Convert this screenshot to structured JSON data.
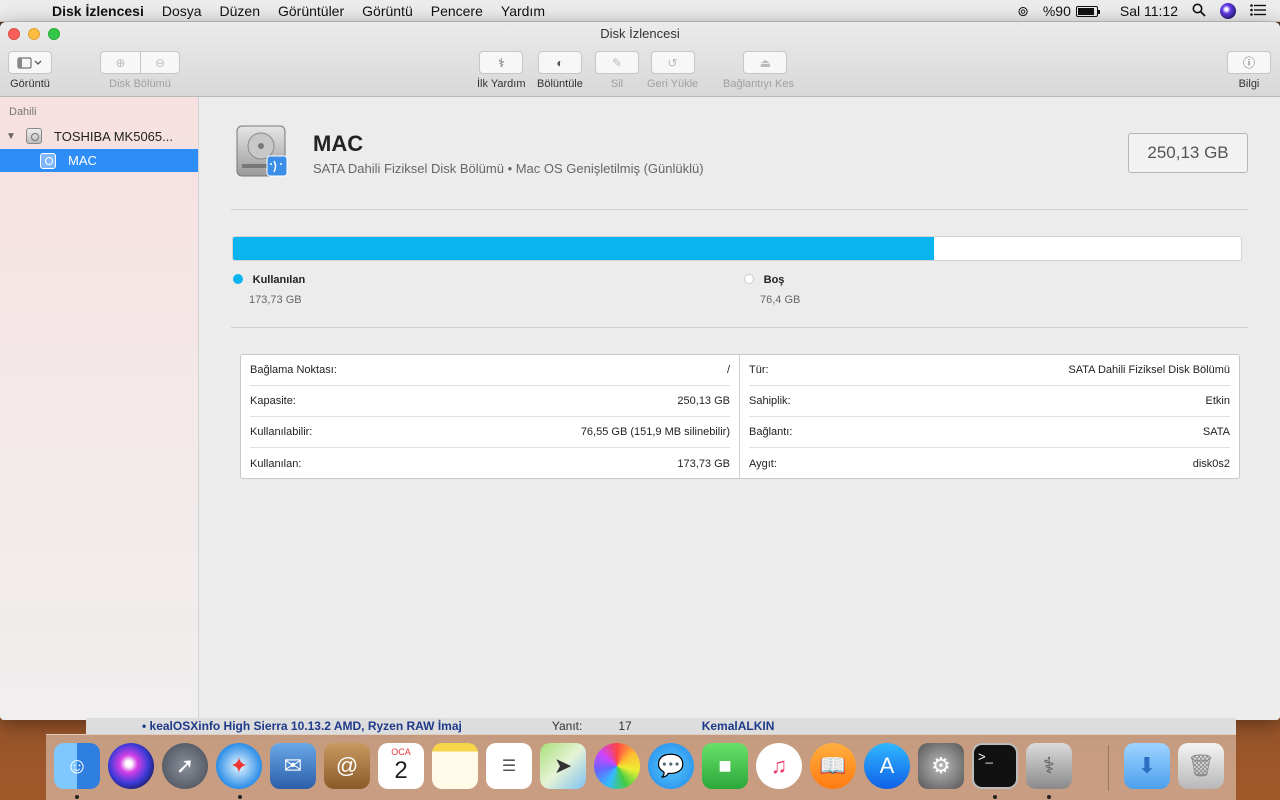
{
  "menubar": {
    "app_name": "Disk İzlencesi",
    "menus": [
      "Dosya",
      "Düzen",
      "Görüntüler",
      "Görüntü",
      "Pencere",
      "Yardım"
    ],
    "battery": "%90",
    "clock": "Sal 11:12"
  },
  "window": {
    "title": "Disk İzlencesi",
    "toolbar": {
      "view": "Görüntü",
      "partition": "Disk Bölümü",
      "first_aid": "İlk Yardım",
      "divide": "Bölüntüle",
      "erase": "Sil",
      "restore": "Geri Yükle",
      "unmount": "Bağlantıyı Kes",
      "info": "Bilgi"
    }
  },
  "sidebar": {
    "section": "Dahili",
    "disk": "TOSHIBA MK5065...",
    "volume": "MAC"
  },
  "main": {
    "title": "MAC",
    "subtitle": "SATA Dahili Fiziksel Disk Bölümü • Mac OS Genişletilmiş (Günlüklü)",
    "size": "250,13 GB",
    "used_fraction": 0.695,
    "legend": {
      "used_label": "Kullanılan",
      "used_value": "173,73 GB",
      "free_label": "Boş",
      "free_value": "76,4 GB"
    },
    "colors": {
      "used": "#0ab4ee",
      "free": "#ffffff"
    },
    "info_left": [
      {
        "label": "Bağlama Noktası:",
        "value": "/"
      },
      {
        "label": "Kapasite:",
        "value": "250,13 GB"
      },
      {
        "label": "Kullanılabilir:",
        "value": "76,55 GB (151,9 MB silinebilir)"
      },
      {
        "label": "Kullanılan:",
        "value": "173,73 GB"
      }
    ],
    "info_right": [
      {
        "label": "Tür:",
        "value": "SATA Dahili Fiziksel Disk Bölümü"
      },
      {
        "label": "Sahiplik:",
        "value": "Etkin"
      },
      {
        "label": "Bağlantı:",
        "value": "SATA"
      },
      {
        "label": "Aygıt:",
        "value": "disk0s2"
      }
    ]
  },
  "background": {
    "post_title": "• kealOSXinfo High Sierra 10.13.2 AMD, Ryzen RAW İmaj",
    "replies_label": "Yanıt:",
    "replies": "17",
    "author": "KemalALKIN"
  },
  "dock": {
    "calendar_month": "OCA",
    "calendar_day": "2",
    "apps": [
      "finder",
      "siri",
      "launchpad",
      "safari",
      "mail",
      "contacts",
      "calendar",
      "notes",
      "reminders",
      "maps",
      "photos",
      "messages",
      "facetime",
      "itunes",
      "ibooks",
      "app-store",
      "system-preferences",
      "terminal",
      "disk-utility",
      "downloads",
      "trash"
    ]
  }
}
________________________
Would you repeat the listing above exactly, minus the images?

Convert this screenshot to structured JSON data.
{
  "menubar": {
    "app_name": "Disk İzlencesi",
    "menus": [
      "Dosya",
      "Düzen",
      "Görüntüler",
      "Görüntü",
      "Pencere",
      "Yardım"
    ],
    "battery": "%90",
    "clock": "Sal 11:12"
  },
  "window": {
    "title": "Disk İzlencesi",
    "toolbar": {
      "view": "Görüntü",
      "partition": "Disk Bölümü",
      "first_aid": "İlk Yardım",
      "divide": "Bölüntüle",
      "erase": "Sil",
      "restore": "Geri Yükle",
      "unmount": "Bağlantıyı Kes",
      "info": "Bilgi"
    }
  },
  "sidebar": {
    "section": "Dahili",
    "disk": "TOSHIBA MK5065...",
    "volume": "MAC"
  },
  "main": {
    "title": "MAC",
    "subtitle": "SATA Dahili Fiziksel Disk Bölümü • Mac OS Genişletilmiş (Günlüklü)",
    "size": "250,13 GB",
    "used_fraction": 0.695,
    "legend": {
      "used_label": "Kullanılan",
      "used_value": "173,73 GB",
      "free_label": "Boş",
      "free_value": "76,4 GB"
    },
    "colors": {
      "used": "#0ab4ee",
      "free": "#ffffff"
    },
    "info_left": [
      {
        "label": "Bağlama Noktası:",
        "value": "/"
      },
      {
        "label": "Kapasite:",
        "value": "250,13 GB"
      },
      {
        "label": "Kullanılabilir:",
        "value": "76,55 GB (151,9 MB silinebilir)"
      },
      {
        "label": "Kullanılan:",
        "value": "173,73 GB"
      }
    ],
    "info_right": [
      {
        "label": "Tür:",
        "value": "SATA Dahili Fiziksel Disk Bölümü"
      },
      {
        "label": "Sahiplik:",
        "value": "Etkin"
      },
      {
        "label": "Bağlantı:",
        "value": "SATA"
      },
      {
        "label": "Aygıt:",
        "value": "disk0s2"
      }
    ]
  },
  "background": {
    "post_title": "• kealOSXinfo High Sierra 10.13.2 AMD, Ryzen RAW İmaj",
    "replies_label": "Yanıt:",
    "replies": "17",
    "author": "KemalALKIN"
  },
  "dock": {
    "calendar_month": "OCA",
    "calendar_day": "2",
    "apps": [
      "finder",
      "siri",
      "launchpad",
      "safari",
      "mail",
      "contacts",
      "calendar",
      "notes",
      "reminders",
      "maps",
      "photos",
      "messages",
      "facetime",
      "itunes",
      "ibooks",
      "app-store",
      "system-preferences",
      "terminal",
      "disk-utility",
      "downloads",
      "trash"
    ]
  }
}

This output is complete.